Problem description ->
Leaving out any pictures, print the entries that follow exactly as they stand.

Given entries ->

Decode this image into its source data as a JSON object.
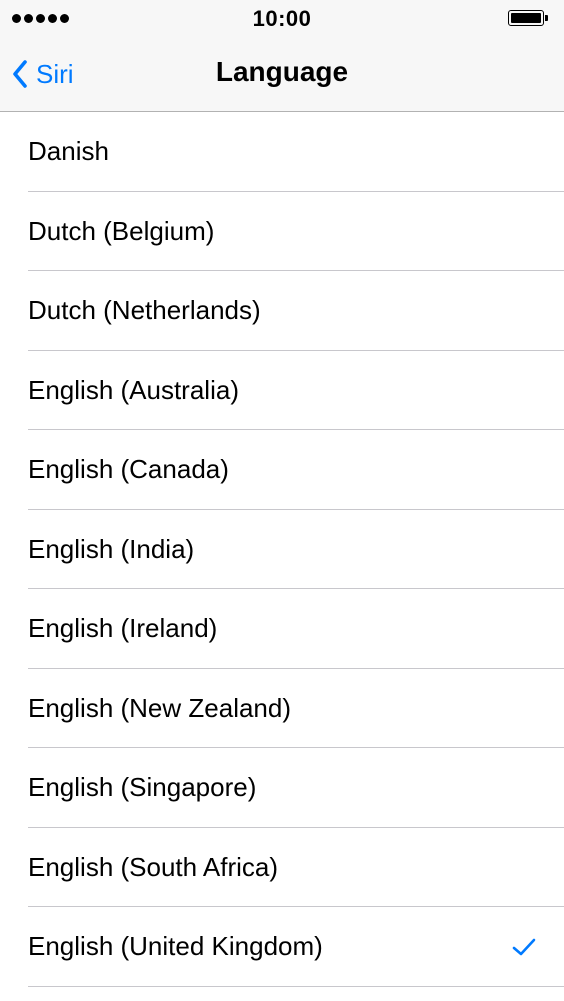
{
  "status_bar": {
    "time": "10:00",
    "signal_icon": "signal-dots-icon",
    "battery_icon": "battery-full-icon"
  },
  "nav": {
    "back_label": "Siri",
    "back_icon": "chevron-left-icon",
    "title": "Language"
  },
  "colors": {
    "accent": "#007aff",
    "bar_background": "#f7f7f7",
    "separator": "#c8c7cc"
  },
  "languages": [
    {
      "label": "Danish",
      "selected": false
    },
    {
      "label": "Dutch (Belgium)",
      "selected": false
    },
    {
      "label": "Dutch (Netherlands)",
      "selected": false
    },
    {
      "label": "English (Australia)",
      "selected": false
    },
    {
      "label": "English (Canada)",
      "selected": false
    },
    {
      "label": "English (India)",
      "selected": false
    },
    {
      "label": "English (Ireland)",
      "selected": false
    },
    {
      "label": "English (New Zealand)",
      "selected": false
    },
    {
      "label": "English (Singapore)",
      "selected": false
    },
    {
      "label": "English (South Africa)",
      "selected": false
    },
    {
      "label": "English (United Kingdom)",
      "selected": true
    }
  ]
}
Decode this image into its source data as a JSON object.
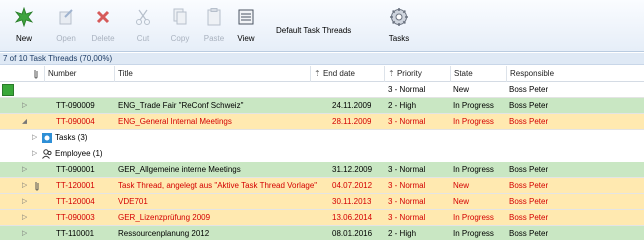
{
  "toolbar": {
    "new": "New",
    "open": "Open",
    "delete": "Delete",
    "cut": "Cut",
    "copy": "Copy",
    "paste": "Paste",
    "view": "View",
    "caption": "Default Task Threads",
    "tasks": "Tasks"
  },
  "status": "7 of 10 Task Threads (70,00%)",
  "columns": {
    "number": "Number",
    "title": "Title",
    "end_date": "End date",
    "priority": "Priority",
    "state": "State",
    "responsible": "Responsible"
  },
  "new_row": {
    "priority": "3 - Normal",
    "state": "New",
    "responsible": "Boss Peter"
  },
  "rows": [
    {
      "number": "TT-090009",
      "title": "ENG_Trade Fair \"ReConf Schweiz\"",
      "end_date": "24.11.2009",
      "priority": "2 - High",
      "state": "In Progress",
      "responsible": "Boss Peter"
    },
    {
      "number": "TT-090004",
      "title": "ENG_General Internal Meetings",
      "end_date": "28.11.2009",
      "priority": "3 - Normal",
      "state": "In Progress",
      "responsible": "Boss Peter"
    },
    {
      "number": "TT-090001",
      "title": "GER_Allgemeine interne Meetings",
      "end_date": "31.12.2009",
      "priority": "3 - Normal",
      "state": "In Progress",
      "responsible": "Boss Peter"
    },
    {
      "number": "TT-120001",
      "title": "Task Thread, angelegt aus \"Aktive Task Thread Vorlage\"",
      "end_date": "04.07.2012",
      "priority": "3 - Normal",
      "state": "New",
      "responsible": "Boss Peter"
    },
    {
      "number": "TT-120004",
      "title": "VDE701",
      "end_date": "30.11.2013",
      "priority": "3 - Normal",
      "state": "New",
      "responsible": "Boss Peter"
    },
    {
      "number": "TT-090003",
      "title": "GER_Lizenzprüfung 2009",
      "end_date": "13.06.2014",
      "priority": "3 - Normal",
      "state": "In Progress",
      "responsible": "Boss Peter"
    },
    {
      "number": "TT-110001",
      "title": "Ressourcenplanung 2012",
      "end_date": "08.01.2016",
      "priority": "2 - High",
      "state": "In Progress",
      "responsible": "Boss Peter"
    }
  ],
  "sub_items": {
    "tasks": "Tasks (3)",
    "employee": "Employee (1)"
  }
}
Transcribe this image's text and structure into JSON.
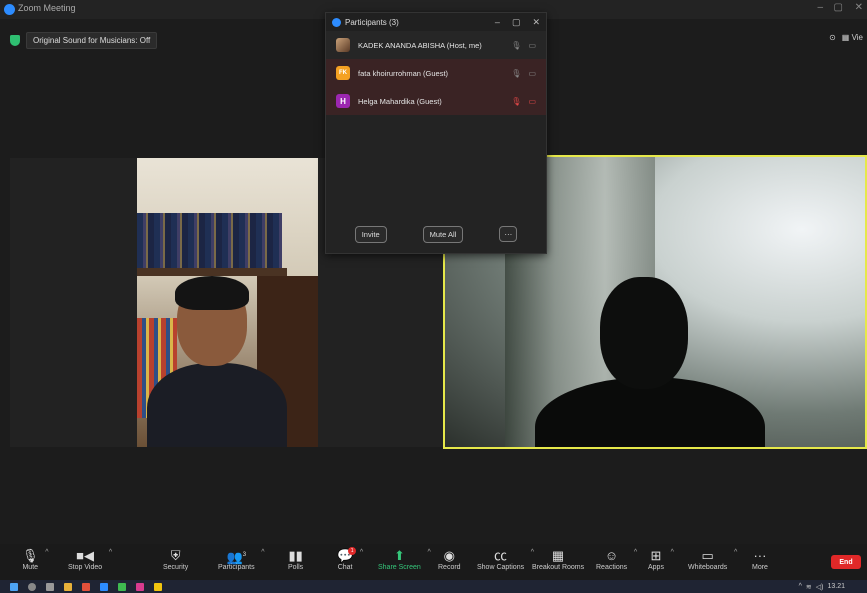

Response to the task ->
Decode this image into its source data as a JSON object.
{
  "status_bar": {
    "time": "10:00",
    "signal_icon": "signal-dots-icon",
    "battery_icon": "battery-full-icon"
  },
  "nav": {
    "back_label": "Siri",
    "back_icon": "chevron-left-icon",
    "title": "Language"
  },
  "colors": {
    "accent": "#007aff",
    "bar_background": "#f7f7f7",
    "separator": "#c8c7cc"
  },
  "languages": [
    {
      "label": "Danish",
      "selected": false
    },
    {
      "label": "Dutch (Belgium)",
      "selected": false
    },
    {
      "label": "Dutch (Netherlands)",
      "selected": false
    },
    {
      "label": "English (Australia)",
      "selected": false
    },
    {
      "label": "English (Canada)",
      "selected": false
    },
    {
      "label": "English (India)",
      "selected": false
    },
    {
      "label": "English (Ireland)",
      "selected": false
    },
    {
      "label": "English (New Zealand)",
      "selected": false
    },
    {
      "label": "English (Singapore)",
      "selected": false
    },
    {
      "label": "English (South Africa)",
      "selected": false
    },
    {
      "label": "English (United Kingdom)",
      "selected": true
    }
  ]
}
Decode this image into its source data as a JSON object.
{
  "toolbar": {
    "new": "New",
    "open": "Open",
    "delete": "Delete",
    "cut": "Cut",
    "copy": "Copy",
    "paste": "Paste",
    "view": "View",
    "caption": "Default Task Threads",
    "tasks": "Tasks"
  },
  "status": "7 of 10 Task Threads (70,00%)",
  "columns": {
    "number": "Number",
    "title": "Title",
    "end_date": "End date",
    "priority": "Priority",
    "state": "State",
    "responsible": "Responsible"
  },
  "new_row": {
    "priority": "3 - Normal",
    "state": "New",
    "responsible": "Boss Peter"
  },
  "rows": [
    {
      "number": "TT-090009",
      "title": "ENG_Trade Fair \"ReConf Schweiz\"",
      "end_date": "24.11.2009",
      "priority": "2 - High",
      "state": "In Progress",
      "responsible": "Boss Peter"
    },
    {
      "number": "TT-090004",
      "title": "ENG_General Internal Meetings",
      "end_date": "28.11.2009",
      "priority": "3 - Normal",
      "state": "In Progress",
      "responsible": "Boss Peter"
    },
    {
      "number": "TT-090001",
      "title": "GER_Allgemeine interne Meetings",
      "end_date": "31.12.2009",
      "priority": "3 - Normal",
      "state": "In Progress",
      "responsible": "Boss Peter"
    },
    {
      "number": "TT-120001",
      "title": "Task Thread, angelegt aus \"Aktive Task Thread Vorlage\"",
      "end_date": "04.07.2012",
      "priority": "3 - Normal",
      "state": "New",
      "responsible": "Boss Peter"
    },
    {
      "number": "TT-120004",
      "title": "VDE701",
      "end_date": "30.11.2013",
      "priority": "3 - Normal",
      "state": "New",
      "responsible": "Boss Peter"
    },
    {
      "number": "TT-090003",
      "title": "GER_Lizenzprüfung 2009",
      "end_date": "13.06.2014",
      "priority": "3 - Normal",
      "state": "In Progress",
      "responsible": "Boss Peter"
    },
    {
      "number": "TT-110001",
      "title": "Ressourcenplanung 2012",
      "end_date": "08.01.2016",
      "priority": "2 - High",
      "state": "In Progress",
      "responsible": "Boss Peter"
    }
  ],
  "sub_items": {
    "tasks": "Tasks (3)",
    "employee": "Employee (1)"
  }
}
Transcribe this image's text and structure into JSON.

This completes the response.